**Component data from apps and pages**
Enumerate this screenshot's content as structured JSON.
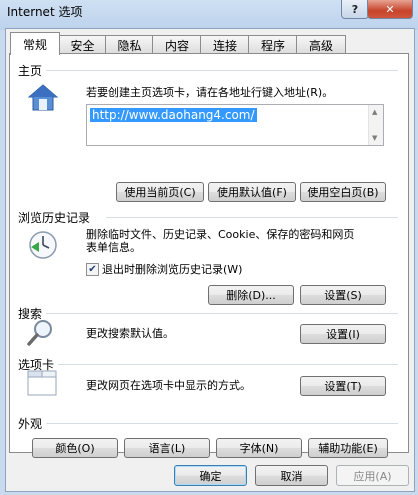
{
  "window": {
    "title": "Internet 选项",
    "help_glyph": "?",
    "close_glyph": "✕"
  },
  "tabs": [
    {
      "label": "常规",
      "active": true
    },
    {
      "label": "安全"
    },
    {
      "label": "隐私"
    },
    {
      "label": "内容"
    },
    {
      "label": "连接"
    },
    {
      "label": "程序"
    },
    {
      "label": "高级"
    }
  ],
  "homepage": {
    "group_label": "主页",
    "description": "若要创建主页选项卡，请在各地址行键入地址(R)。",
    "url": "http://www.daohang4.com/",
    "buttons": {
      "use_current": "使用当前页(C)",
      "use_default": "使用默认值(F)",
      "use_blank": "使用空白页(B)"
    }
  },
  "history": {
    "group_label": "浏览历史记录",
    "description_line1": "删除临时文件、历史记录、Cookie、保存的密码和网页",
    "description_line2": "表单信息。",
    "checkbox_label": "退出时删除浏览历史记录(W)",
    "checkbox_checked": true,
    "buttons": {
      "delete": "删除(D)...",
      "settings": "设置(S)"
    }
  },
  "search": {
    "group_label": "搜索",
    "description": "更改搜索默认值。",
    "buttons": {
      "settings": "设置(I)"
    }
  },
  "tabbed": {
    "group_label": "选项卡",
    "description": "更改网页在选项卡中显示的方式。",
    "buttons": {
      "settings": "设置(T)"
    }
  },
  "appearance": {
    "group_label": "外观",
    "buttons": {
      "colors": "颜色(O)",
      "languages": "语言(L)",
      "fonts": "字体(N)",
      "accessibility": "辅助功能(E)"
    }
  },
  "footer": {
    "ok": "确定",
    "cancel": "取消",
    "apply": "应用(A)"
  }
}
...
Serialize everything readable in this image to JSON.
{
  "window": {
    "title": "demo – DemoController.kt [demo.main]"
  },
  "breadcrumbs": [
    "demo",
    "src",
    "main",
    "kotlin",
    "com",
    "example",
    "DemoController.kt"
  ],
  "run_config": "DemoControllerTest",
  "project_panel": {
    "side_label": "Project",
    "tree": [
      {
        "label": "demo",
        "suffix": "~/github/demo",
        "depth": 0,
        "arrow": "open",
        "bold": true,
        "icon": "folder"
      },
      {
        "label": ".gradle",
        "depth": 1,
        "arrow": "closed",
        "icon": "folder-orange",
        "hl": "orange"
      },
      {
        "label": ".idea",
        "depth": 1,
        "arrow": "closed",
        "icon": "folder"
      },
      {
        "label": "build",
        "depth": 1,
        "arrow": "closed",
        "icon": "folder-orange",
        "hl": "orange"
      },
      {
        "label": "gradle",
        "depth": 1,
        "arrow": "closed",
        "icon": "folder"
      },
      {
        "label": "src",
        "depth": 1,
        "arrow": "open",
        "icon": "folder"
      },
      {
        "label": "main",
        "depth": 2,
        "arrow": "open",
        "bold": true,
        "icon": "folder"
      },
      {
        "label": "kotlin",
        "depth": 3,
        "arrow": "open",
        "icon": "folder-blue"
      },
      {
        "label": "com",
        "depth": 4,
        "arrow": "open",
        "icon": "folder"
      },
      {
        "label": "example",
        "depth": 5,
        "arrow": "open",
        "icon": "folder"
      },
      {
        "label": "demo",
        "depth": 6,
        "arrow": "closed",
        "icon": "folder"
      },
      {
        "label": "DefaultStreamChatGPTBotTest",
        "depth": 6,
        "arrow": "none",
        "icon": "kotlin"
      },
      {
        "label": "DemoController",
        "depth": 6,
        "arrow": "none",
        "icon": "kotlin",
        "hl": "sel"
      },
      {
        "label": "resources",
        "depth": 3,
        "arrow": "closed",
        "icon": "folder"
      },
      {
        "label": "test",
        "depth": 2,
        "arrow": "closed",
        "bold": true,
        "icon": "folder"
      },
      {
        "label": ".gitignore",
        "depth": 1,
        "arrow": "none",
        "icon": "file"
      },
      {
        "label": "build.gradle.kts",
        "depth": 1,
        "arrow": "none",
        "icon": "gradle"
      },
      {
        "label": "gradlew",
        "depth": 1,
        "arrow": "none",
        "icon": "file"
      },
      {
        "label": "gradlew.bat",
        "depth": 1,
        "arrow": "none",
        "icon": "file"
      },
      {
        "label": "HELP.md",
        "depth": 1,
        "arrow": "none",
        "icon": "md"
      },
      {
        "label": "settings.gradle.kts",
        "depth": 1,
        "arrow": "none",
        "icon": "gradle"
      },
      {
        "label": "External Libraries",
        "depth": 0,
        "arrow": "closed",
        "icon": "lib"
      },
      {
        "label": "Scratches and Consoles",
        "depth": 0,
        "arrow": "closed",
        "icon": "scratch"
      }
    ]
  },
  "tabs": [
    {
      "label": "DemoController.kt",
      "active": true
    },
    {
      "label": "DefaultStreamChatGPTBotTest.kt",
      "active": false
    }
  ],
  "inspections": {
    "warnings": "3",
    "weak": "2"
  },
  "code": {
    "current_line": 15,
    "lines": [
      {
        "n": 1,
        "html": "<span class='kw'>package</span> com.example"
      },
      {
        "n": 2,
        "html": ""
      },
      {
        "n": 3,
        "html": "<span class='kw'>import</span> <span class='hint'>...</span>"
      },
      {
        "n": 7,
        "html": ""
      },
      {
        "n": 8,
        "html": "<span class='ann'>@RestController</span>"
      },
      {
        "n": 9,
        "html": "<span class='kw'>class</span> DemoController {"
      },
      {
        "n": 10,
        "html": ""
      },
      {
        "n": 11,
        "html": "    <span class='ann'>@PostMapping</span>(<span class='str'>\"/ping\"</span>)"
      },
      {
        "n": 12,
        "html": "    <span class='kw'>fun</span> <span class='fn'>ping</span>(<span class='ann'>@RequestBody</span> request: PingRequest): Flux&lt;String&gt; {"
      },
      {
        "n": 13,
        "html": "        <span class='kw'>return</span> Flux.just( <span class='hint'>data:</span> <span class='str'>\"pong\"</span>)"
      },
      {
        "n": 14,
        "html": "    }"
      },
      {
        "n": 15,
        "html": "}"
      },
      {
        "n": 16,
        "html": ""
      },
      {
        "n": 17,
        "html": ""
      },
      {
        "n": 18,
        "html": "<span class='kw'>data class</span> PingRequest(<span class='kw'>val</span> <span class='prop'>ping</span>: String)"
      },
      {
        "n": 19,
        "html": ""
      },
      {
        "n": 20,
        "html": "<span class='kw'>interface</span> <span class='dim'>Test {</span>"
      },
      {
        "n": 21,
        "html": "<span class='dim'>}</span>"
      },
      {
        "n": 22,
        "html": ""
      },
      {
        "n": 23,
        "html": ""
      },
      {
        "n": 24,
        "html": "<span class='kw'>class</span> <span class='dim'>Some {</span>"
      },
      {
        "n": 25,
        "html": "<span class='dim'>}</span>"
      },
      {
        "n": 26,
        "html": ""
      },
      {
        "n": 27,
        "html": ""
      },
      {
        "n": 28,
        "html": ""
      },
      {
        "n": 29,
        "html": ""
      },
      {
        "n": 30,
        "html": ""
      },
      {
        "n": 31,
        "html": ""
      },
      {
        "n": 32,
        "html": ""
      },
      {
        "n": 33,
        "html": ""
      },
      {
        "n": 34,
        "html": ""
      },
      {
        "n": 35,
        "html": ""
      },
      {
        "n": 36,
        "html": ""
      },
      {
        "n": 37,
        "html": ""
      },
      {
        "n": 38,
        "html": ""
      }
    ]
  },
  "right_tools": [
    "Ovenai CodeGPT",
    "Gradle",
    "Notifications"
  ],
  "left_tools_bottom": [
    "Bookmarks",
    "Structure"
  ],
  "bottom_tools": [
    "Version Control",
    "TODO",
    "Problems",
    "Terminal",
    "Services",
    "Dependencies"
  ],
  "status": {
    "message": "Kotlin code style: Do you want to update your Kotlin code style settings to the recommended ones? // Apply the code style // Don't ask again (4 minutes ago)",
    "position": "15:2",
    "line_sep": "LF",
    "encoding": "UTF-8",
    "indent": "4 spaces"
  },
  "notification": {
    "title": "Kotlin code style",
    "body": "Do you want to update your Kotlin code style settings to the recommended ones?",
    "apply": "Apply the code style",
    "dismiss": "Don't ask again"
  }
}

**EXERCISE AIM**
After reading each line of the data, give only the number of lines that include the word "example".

**OUTPUT FOR THIS TASK**
3